BikJump v2.0 released

Besides switching to a home-brewed bitboard representation, other parts of BikJump underwent refactoring as well. Some modifications turned out to modify strength negatively. I already wrote about null moves below. Furthermore, because the new bitboard move generator generates legal captures much faster than all legal moves, the quiescence search originally had been modified to look at captures only. After including checks again in the first few nodes, some bad tactical errors were avoided. Similarly, late move reduction had become too optimistic, and needed some adjustment towards the scheme used by the older BikJump. The "perft" nodes-per-second performance (which everybody measures differently; I simply traverse the complete tree with the same move generator that is used in search, including some bookkeeping) is about 13000KNs on a 2.66GHz Core 2 Duo. The nodes-per-second of the actual search in the first Nunn position is now about 1070KNs (64-bit) and 790KNs (32-bit

A nice result

While I am struggling to translate all "improvements" of BikJump v2.0 into actual stronger play, BikJump v1.8 became third in group A of the 5th Division WBEC Ridderkerk edition 16 and qualified for the final.

Chess programming is interesting

It took a while, but I now like everything about the new rewritten BikJump better. The code has become much cleaner, bitboards suit me better than the mailbox representation, move generation is much faster (most apparent for 64-bit, but also for 32-bit), the search heuristics are more intuitive, the evaluation function has more chess knowledge, and the new version scores much better on tactical problem test suites. So, can I finally release v2.0? Unfortunately not.

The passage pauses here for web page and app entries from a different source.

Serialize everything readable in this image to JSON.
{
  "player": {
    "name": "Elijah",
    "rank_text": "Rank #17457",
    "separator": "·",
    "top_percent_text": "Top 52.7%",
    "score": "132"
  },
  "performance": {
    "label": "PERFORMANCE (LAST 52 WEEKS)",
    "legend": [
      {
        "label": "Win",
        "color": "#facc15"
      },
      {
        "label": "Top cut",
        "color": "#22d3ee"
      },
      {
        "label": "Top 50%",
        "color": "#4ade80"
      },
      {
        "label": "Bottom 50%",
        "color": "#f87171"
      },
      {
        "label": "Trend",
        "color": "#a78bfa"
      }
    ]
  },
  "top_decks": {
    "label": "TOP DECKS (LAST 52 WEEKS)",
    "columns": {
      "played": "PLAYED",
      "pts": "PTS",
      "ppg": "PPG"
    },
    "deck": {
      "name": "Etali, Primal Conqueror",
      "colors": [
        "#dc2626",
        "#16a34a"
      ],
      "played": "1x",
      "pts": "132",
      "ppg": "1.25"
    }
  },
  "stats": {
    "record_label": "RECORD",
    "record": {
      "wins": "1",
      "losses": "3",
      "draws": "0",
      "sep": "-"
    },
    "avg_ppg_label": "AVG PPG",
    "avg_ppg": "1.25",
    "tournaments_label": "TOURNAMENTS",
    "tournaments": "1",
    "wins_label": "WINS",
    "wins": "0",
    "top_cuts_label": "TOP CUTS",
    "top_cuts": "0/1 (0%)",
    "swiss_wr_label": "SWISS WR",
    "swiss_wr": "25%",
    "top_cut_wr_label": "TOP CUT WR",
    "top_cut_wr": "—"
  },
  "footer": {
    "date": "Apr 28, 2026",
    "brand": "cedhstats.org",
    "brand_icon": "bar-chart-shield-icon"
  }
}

Despite all these apparent improvements, BikJump v2.0 still scores less than 50% against BikJump v1.8 in blitz games. I am puzzled. More analysis is required....